§ **DATA SHOWN**
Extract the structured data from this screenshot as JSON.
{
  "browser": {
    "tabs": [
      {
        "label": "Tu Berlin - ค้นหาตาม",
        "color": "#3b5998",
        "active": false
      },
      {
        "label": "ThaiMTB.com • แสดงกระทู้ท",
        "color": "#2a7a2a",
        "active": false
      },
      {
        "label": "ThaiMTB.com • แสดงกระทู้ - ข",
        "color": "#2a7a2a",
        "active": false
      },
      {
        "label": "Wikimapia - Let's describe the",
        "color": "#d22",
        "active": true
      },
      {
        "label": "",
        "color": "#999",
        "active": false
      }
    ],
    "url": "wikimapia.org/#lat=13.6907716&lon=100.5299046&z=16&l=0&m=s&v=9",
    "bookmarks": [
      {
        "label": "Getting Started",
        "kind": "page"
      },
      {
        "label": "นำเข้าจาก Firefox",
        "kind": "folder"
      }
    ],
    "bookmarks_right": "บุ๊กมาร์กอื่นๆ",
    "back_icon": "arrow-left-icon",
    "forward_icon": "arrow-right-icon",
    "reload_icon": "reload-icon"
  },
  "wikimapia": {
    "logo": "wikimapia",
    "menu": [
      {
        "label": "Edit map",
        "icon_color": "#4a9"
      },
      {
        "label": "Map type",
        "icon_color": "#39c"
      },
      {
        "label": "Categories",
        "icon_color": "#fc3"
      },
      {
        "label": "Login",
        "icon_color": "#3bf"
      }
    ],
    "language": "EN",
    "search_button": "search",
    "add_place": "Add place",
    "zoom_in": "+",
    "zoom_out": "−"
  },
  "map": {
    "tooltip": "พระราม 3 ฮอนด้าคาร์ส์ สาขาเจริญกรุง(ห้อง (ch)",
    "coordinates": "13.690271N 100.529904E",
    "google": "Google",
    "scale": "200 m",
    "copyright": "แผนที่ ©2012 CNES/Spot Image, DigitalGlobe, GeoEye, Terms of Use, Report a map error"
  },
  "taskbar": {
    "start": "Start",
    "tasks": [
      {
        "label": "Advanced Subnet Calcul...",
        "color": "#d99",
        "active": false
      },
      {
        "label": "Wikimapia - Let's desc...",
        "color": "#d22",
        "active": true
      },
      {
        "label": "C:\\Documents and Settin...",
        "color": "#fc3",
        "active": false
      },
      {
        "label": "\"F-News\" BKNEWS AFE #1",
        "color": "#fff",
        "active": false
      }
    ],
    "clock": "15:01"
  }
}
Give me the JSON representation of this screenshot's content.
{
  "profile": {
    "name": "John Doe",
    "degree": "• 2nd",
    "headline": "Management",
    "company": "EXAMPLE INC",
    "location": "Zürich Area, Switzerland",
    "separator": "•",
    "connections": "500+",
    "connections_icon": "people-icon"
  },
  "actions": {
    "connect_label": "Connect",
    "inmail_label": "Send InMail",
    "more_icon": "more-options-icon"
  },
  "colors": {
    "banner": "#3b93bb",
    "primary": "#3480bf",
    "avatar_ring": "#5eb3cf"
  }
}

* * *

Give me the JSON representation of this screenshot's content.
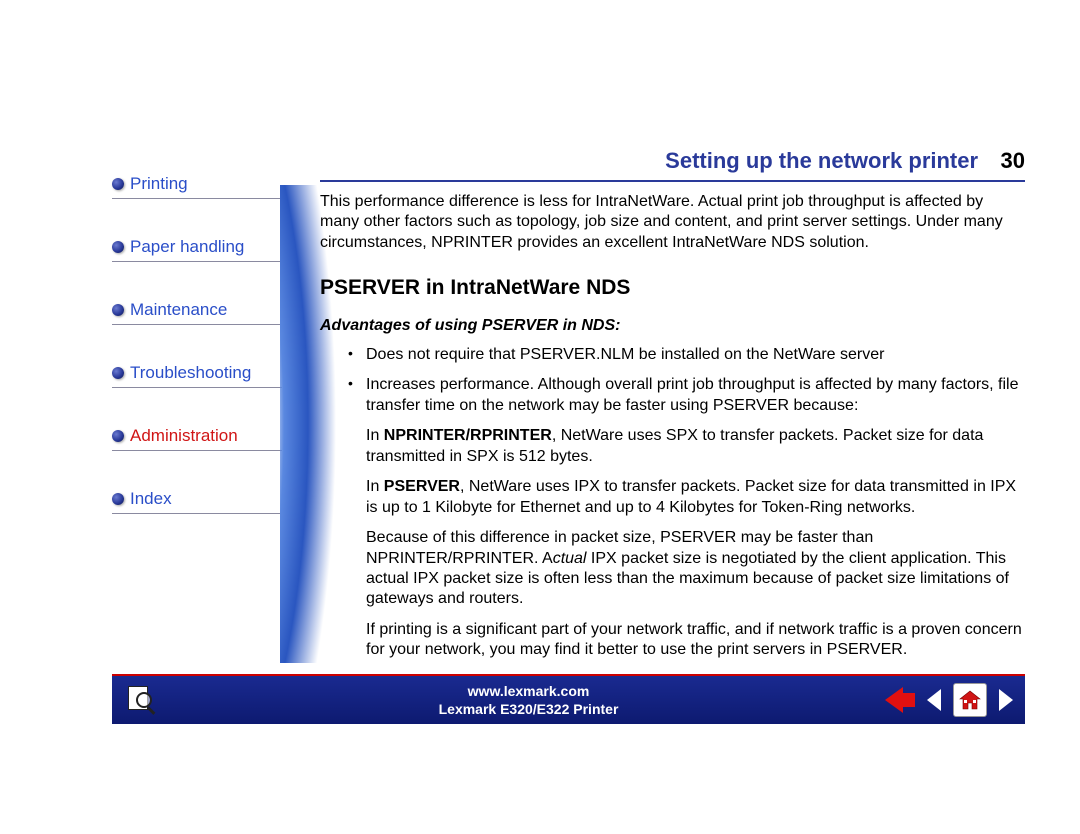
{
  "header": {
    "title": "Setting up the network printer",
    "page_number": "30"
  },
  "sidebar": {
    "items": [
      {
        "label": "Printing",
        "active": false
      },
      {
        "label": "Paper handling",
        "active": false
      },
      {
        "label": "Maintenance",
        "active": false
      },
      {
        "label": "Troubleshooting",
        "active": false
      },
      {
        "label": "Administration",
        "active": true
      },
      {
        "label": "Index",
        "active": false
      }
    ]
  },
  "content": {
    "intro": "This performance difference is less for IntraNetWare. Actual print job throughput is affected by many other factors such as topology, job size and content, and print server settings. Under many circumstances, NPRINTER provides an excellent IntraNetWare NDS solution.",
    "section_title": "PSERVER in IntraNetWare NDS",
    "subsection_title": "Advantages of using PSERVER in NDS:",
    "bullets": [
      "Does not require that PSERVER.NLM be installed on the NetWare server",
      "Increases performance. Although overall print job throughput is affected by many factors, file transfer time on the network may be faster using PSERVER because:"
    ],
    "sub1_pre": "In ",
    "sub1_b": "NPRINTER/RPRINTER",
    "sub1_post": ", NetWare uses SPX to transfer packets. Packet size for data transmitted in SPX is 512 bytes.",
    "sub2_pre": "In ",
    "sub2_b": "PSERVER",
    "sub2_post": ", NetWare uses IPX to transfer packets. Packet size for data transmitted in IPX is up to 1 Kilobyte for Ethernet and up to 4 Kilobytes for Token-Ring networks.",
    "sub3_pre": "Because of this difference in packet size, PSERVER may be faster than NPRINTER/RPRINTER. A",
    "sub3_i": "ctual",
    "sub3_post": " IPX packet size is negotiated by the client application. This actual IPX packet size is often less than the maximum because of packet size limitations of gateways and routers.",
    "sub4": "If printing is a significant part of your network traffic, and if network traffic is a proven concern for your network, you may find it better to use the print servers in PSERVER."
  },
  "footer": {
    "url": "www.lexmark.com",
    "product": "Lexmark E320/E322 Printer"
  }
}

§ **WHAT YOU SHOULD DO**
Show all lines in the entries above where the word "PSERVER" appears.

§ **TASK ANSWER**
    "section_title": "PSERVER in IntraNetWare NDS",
    "subsection_title": "Advantages of using PSERVER in NDS:",
      "Does not require that PSERVER.NLM be installed on the NetWare server",
      "Increases performance. Although overall print job throughput is affected by many factors, file transfer time on the network may be faster using PSERVER because:"
    "sub2_b": "PSERVER",
    "sub3_pre": "Because of this difference in packet size, PSERVER may be faster than NPRINTER/RPRINTER. A",
    "sub4": "If printing is a significant part of your network traffic, and if network traffic is a proven concern for your network, you may find it better to use the print servers in PSERVER."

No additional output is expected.